═════ Source data
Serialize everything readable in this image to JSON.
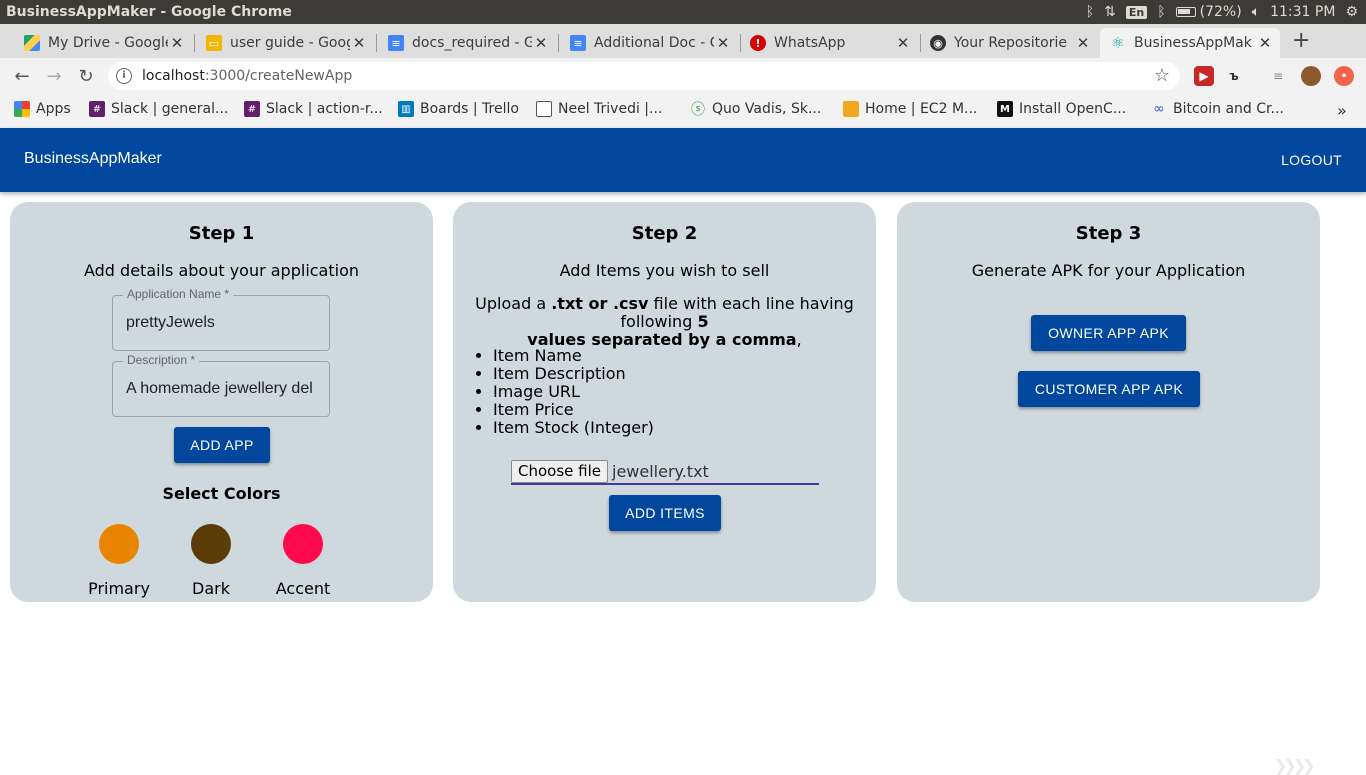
{
  "os": {
    "window_title": "BusinessAppMaker - Google Chrome",
    "lang": "En",
    "battery": "(72%)",
    "time": "11:31 PM"
  },
  "tabs": [
    {
      "label": "My Drive - Google",
      "icon": "google-drive-icon"
    },
    {
      "label": "user guide - Goog",
      "icon": "google-slides-icon"
    },
    {
      "label": "docs_required - G",
      "icon": "google-docs-icon"
    },
    {
      "label": "Additional Doc - G",
      "icon": "google-docs-icon"
    },
    {
      "label": "WhatsApp",
      "icon": "whatsapp-alert-icon"
    },
    {
      "label": "Your Repositorie",
      "icon": "github-icon"
    },
    {
      "label": "BusinessAppMak",
      "icon": "react-icon"
    }
  ],
  "address": {
    "host": "localhost",
    "path": ":3000/createNewApp"
  },
  "bookmarks": [
    {
      "label": "Apps",
      "icon": "apps-grid-icon"
    },
    {
      "label": "Slack | general...",
      "icon": "slack-icon"
    },
    {
      "label": "Slack | action-r...",
      "icon": "slack-icon"
    },
    {
      "label": "Boards | Trello",
      "icon": "trello-icon"
    },
    {
      "label": "Neel Trivedi |...",
      "icon": "page-icon"
    },
    {
      "label": "Quo Vadis, Sk...",
      "icon": "leaf-icon"
    },
    {
      "label": "Home | EC2 M...",
      "icon": "aws-box-icon"
    },
    {
      "label": "Install OpenC...",
      "icon": "medium-icon"
    },
    {
      "label": "Bitcoin and Cr...",
      "icon": "link-icon"
    }
  ],
  "appbar": {
    "brand": "BusinessAppMaker",
    "logout": "LOGOUT"
  },
  "step1": {
    "title": "Step 1",
    "subtitle": "Add details about your application",
    "app_name_label": "Application Name *",
    "app_name_value": "prettyJewels",
    "description_label": "Description *",
    "description_value": "A homemade jewellery del",
    "add_app_button": "ADD APP",
    "colors_title": "Select Colors",
    "colors": [
      {
        "label": "Primary",
        "color": "#e88400"
      },
      {
        "label": "Dark",
        "color": "#5c3c06"
      },
      {
        "label": "Accent",
        "color": "#ff0a4f"
      }
    ]
  },
  "step2": {
    "title": "Step 2",
    "subtitle": "Add Items you wish to sell",
    "upload_text_1": "Upload a ",
    "upload_bold_1": ".txt or .csv",
    "upload_text_2": " file with each line having following ",
    "upload_bold_2": "5",
    "upload_bold_3": "values separated by a comma",
    "upload_text_3": ",",
    "requirements": [
      "Item Name",
      "Item Description",
      "Image URL",
      "Item Price",
      "Item Stock (Integer)"
    ],
    "choose_file_button": "Choose file",
    "file_name": "jewellery.txt",
    "add_items_button": "ADD ITEMS"
  },
  "step3": {
    "title": "Step 3",
    "subtitle": "Generate APK for your Application",
    "owner_button": "OWNER APP APK",
    "customer_button": "CUSTOMER APP APK"
  },
  "theme": {
    "primary": "#01479d",
    "card_bg": "#cfd8dc"
  }
}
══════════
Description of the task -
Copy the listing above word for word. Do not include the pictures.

Written answer -
Serialize everything readable in this image to JSON.
{
  "os": {
    "window_title": "BusinessAppMaker - Google Chrome",
    "lang": "En",
    "battery": "(72%)",
    "time": "11:31 PM"
  },
  "tabs": [
    {
      "label": "My Drive - Google",
      "icon": "google-drive-icon"
    },
    {
      "label": "user guide - Goog",
      "icon": "google-slides-icon"
    },
    {
      "label": "docs_required - G",
      "icon": "google-docs-icon"
    },
    {
      "label": "Additional Doc - G",
      "icon": "google-docs-icon"
    },
    {
      "label": "WhatsApp",
      "icon": "whatsapp-alert-icon"
    },
    {
      "label": "Your Repositorie",
      "icon": "github-icon"
    },
    {
      "label": "BusinessAppMak",
      "icon": "react-icon"
    }
  ],
  "address": {
    "host": "localhost",
    "path": ":3000/createNewApp"
  },
  "bookmarks": [
    {
      "label": "Apps",
      "icon": "apps-grid-icon"
    },
    {
      "label": "Slack | general...",
      "icon": "slack-icon"
    },
    {
      "label": "Slack | action-r...",
      "icon": "slack-icon"
    },
    {
      "label": "Boards | Trello",
      "icon": "trello-icon"
    },
    {
      "label": "Neel Trivedi |...",
      "icon": "page-icon"
    },
    {
      "label": "Quo Vadis, Sk...",
      "icon": "leaf-icon"
    },
    {
      "label": "Home | EC2 M...",
      "icon": "aws-box-icon"
    },
    {
      "label": "Install OpenC...",
      "icon": "medium-icon"
    },
    {
      "label": "Bitcoin and Cr...",
      "icon": "link-icon"
    }
  ],
  "appbar": {
    "brand": "BusinessAppMaker",
    "logout": "LOGOUT"
  },
  "step1": {
    "title": "Step 1",
    "subtitle": "Add details about your application",
    "app_name_label": "Application Name *",
    "app_name_value": "prettyJewels",
    "description_label": "Description *",
    "description_value": "A homemade jewellery del",
    "add_app_button": "ADD APP",
    "colors_title": "Select Colors",
    "colors": [
      {
        "label": "Primary",
        "color": "#e88400"
      },
      {
        "label": "Dark",
        "color": "#5c3c06"
      },
      {
        "label": "Accent",
        "color": "#ff0a4f"
      }
    ]
  },
  "step2": {
    "title": "Step 2",
    "subtitle": "Add Items you wish to sell",
    "upload_text_1": "Upload a ",
    "upload_bold_1": ".txt or .csv",
    "upload_text_2": " file with each line having following ",
    "upload_bold_2": "5",
    "upload_bold_3": "values separated by a comma",
    "upload_text_3": ",",
    "requirements": [
      "Item Name",
      "Item Description",
      "Image URL",
      "Item Price",
      "Item Stock (Integer)"
    ],
    "choose_file_button": "Choose file",
    "file_name": "jewellery.txt",
    "add_items_button": "ADD ITEMS"
  },
  "step3": {
    "title": "Step 3",
    "subtitle": "Generate APK for your Application",
    "owner_button": "OWNER APP APK",
    "customer_button": "CUSTOMER APP APK"
  },
  "theme": {
    "primary": "#01479d",
    "card_bg": "#cfd8dc"
  }
}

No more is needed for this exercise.